And yet, it is still a thrill to watch Bela Lugosi in the role he was born to play, hissing at mirrors and proclaiming, “I am Dracula!” in the Hungarian accent we will forever associate with the Count from Transylvania.

Like vampires themselves, stories of vampires are immortal shapeshifters.  We can’t get enough of them.  It doesn’t matter if the vampires are evil beasts to be hunted down and killed (Buffy the Vampire Slayer) or tortured souls who try to resist human blood (Edward Cullen, Twilight).  They can feel modern (Bill in True Blood), old world (Louis in Interview With the Vampire), or even melodramatic (Barnabas in Dark Shadows.)

These versions are not as far from Lugosi’s Count as they first appear.

As different as they are, all vampire stories are about temptation and desire.  The vampire’s desire for human blood—and sometimes the human’s desire to be bitten.  There’s the temptation of immortality, despite the price of becoming an animal who must kill to endure.

And vampire stories are always about sex.  The vampire and his victim are always dancing on a knife’s edge between sex and death.

Lugosi’s Count Dracula has all the seeds that would grow into the tangled vines of vampire myths.  Lucy is attracted to his accent, his dark foreign looks, and his mystery.  He bites both Lucy and Mina in their bedrooms, where they are spread out sleeping with exposed necks.  And once he has bitten Mina, he gains a hypnotic power over her even without turning her immortal.

Love makes you crazy.  Lust crazier still.  Vampire blood drives you completely insane.

While Frankenstein has not inspired nearly as many contemporary retellings, it’s a much better film.  Boris Karloff plays Dr. Frankenstein’s Monster with a humanity that makes him a figure of both terror and pity.

Dr. Frankenstein, a mad scientist, quite literally plays god when he brings to life a creature he has cobbled together with parts from dead bodies he’s robbed from graves.

Overcome with the implications of what he has done, he abandons the monster.  The unnamed monster does not start out evil.  He learns cruelty and violence from the people he meets who treat him with nothing but fear or scorn.  He quickly learns to kill first and ask questions later.

The Monster meets a young girl, the first human to treat him with kindness.  In a horrifying scene, the Monster unknowingly murders the girl when he throws her into a river, believing she will float like the daisy petals all around.

In the end, all the Monster really wants is someone who will love him.

Enter the fabulous sequel, Bride of Frankenstein, in which the Monster persuades Dr. Frankenstein to make him a mate.

Yet in the darkly funny twist ending, even the Monster’s handmade wife cannot stand the sight of him.

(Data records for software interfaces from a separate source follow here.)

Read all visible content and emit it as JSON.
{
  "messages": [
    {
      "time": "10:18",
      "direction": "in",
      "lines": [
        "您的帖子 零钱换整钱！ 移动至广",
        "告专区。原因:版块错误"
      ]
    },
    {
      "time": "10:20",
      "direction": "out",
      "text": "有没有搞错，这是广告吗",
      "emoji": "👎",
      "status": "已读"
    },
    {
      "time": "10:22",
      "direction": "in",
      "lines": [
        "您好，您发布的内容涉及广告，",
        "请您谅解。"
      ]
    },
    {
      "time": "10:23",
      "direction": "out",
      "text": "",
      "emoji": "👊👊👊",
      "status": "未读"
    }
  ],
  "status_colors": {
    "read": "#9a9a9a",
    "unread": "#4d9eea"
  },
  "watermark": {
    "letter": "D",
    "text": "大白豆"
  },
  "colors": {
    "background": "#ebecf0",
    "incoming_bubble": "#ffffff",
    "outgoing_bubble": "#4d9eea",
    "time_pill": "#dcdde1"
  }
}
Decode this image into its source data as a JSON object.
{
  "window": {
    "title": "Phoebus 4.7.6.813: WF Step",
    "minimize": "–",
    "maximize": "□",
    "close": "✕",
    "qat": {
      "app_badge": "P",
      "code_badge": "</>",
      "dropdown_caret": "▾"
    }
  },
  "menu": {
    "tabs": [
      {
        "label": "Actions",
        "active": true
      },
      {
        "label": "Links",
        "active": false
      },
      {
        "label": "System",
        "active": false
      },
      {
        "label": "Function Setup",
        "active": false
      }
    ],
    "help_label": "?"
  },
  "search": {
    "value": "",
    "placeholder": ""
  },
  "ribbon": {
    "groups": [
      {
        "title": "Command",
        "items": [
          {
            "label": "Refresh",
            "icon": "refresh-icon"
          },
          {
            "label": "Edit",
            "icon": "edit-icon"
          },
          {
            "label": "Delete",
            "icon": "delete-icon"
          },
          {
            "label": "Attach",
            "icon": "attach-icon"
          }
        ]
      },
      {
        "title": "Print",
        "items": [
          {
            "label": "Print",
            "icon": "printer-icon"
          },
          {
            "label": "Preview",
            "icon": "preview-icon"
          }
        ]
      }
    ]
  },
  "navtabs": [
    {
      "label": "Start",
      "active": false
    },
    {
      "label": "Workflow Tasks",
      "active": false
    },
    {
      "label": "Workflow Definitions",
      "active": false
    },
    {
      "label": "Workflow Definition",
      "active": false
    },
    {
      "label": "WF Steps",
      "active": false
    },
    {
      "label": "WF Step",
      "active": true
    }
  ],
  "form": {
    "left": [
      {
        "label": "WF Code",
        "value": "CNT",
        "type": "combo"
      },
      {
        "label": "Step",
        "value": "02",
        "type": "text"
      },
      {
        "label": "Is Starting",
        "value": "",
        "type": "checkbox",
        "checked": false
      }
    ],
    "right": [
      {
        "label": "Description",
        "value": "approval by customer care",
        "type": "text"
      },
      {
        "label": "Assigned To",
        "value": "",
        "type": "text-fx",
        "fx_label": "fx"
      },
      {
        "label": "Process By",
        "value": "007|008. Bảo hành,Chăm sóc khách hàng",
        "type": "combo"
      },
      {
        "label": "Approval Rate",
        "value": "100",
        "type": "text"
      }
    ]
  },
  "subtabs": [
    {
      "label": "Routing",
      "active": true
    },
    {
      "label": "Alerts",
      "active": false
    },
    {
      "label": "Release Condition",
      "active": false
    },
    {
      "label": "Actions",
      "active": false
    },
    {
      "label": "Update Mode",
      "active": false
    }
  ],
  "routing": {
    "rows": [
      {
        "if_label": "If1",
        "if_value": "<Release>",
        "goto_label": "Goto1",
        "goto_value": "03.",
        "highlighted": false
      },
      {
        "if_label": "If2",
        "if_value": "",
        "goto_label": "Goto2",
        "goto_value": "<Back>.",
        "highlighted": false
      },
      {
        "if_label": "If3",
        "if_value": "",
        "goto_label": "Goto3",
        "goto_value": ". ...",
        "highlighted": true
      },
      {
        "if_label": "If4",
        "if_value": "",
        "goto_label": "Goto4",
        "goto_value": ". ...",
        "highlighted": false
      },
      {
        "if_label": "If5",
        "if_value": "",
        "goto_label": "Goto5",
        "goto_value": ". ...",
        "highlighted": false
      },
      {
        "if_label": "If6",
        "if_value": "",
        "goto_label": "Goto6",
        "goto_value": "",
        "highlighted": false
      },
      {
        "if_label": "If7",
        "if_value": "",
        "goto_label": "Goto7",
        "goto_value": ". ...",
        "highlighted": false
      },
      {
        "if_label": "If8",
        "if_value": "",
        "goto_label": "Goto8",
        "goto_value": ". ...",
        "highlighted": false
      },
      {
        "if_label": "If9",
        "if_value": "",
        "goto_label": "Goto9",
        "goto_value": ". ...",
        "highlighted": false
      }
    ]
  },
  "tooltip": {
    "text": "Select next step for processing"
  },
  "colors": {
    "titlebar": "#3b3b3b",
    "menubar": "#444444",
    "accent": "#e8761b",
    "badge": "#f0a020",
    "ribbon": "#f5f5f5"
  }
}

Watching these films today, it is hard to imagine the terror they wrought on the audiences of the 1930s.  In early screenings of Frankenstein, audiences were so distraught they walked out of the theater.

But when they kept coming back in because they had to know how the story ended, Carl Laemmle Junior knew he had a hit on his hands.  

Some wondered if these films were taking things a bit too far.  While making money in the short term, would such spectacles of gruesome horror turn people off movies and cost the entire industry money in the long term?

Long term, these shoestring budget films became franchises that spawned enough sequels to keep Universal afloat in the darkest days of the Depression.

Longer term, these Universal versions of Dracula and Frankenstein are embedded so deeply into our culture that people who have never seen the films recognize Bela Lugosi’s Count with his cape and widow’s peak, and Boris Karloff’s Monster with his staggering gait and bolts in his neck.

Every Halloween, thousands dress in costumes that owe their origins to these films.  They are a testament to the power of a good story, and a reminder that money doesn’t have to stand in the way of great art.

Want more?  Click here for an index of all posts in this series, as well as source notes and suggested reading.